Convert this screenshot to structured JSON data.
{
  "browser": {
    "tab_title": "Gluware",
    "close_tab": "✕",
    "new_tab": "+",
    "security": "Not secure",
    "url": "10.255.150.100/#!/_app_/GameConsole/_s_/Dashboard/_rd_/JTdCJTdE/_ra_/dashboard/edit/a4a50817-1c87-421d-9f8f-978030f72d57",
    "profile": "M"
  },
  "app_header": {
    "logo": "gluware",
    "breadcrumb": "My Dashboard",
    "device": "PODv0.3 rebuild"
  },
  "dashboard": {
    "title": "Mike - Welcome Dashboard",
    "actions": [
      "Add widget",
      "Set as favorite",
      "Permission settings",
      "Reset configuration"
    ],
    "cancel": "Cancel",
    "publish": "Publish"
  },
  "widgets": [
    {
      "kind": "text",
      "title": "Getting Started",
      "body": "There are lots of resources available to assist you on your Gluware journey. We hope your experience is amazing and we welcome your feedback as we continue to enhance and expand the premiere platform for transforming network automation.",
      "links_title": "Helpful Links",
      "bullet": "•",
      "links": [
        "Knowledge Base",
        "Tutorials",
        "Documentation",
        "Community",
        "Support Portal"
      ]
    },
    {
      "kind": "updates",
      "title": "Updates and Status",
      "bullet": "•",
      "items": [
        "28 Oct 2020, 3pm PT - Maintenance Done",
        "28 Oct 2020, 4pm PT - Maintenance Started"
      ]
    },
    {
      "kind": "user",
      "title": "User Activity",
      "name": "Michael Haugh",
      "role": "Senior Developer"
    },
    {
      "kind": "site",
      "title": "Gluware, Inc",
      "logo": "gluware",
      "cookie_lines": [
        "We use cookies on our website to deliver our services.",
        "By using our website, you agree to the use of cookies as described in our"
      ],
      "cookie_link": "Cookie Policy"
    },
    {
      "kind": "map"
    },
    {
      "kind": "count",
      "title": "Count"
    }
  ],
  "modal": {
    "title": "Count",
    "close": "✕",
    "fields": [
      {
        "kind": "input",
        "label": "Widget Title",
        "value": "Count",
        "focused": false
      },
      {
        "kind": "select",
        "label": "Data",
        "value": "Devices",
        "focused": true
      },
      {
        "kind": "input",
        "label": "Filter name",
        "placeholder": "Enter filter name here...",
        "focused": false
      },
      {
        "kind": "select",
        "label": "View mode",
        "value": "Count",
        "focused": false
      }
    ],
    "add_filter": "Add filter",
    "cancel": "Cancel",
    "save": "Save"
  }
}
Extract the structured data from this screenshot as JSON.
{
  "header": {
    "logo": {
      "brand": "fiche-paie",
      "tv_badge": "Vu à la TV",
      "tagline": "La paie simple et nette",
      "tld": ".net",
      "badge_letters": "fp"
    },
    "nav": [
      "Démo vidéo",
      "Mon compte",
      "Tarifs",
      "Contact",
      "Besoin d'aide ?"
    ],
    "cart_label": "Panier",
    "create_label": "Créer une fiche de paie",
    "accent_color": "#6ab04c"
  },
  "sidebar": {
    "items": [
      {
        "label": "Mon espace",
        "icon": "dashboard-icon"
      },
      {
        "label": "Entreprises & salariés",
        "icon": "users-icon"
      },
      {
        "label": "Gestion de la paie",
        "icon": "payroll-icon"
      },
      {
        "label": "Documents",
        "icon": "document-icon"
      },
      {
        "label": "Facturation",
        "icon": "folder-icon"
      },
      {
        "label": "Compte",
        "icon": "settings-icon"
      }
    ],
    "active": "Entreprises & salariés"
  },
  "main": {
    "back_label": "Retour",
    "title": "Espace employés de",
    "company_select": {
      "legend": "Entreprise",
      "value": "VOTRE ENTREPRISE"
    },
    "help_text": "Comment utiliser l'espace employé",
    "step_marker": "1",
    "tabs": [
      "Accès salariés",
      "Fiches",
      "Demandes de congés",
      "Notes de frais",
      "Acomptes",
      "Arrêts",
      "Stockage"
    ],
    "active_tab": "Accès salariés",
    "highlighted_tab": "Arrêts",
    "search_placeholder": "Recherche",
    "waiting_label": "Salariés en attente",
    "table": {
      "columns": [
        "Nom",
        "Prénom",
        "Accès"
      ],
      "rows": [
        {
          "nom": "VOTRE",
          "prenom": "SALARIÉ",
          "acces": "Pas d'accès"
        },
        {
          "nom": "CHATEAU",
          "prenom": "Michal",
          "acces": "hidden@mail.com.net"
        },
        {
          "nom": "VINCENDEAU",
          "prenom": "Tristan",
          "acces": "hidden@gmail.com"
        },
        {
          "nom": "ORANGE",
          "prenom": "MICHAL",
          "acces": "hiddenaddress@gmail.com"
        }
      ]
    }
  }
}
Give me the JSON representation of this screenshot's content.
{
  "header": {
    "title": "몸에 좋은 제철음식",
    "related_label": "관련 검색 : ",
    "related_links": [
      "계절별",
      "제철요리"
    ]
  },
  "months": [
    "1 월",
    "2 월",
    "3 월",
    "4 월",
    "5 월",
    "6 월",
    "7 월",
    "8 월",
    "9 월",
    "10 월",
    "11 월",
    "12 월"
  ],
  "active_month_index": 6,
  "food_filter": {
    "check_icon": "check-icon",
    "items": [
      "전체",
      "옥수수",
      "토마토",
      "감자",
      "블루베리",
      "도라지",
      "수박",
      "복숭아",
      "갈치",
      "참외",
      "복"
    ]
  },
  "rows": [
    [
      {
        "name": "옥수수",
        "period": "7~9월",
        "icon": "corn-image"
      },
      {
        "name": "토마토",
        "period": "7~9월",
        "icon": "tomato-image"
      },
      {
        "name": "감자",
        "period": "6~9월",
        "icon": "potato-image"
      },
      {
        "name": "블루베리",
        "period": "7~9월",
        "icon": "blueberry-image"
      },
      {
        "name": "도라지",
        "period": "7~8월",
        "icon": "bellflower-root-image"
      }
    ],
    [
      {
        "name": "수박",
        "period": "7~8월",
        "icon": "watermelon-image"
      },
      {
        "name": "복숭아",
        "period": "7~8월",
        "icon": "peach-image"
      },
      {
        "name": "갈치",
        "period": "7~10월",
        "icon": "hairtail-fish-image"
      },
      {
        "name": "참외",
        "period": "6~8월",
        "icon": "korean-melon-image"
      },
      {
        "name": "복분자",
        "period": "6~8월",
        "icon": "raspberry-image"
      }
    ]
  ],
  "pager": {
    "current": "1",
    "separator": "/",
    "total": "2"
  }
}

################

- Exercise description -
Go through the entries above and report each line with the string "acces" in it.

- Solution to this task -
          "acces": "Pas d'accès"
          "acces": "hidden@mail.com.net"
          "acces": "hidden@gmail.com"
          "acces": "hiddenaddress@gmail.com"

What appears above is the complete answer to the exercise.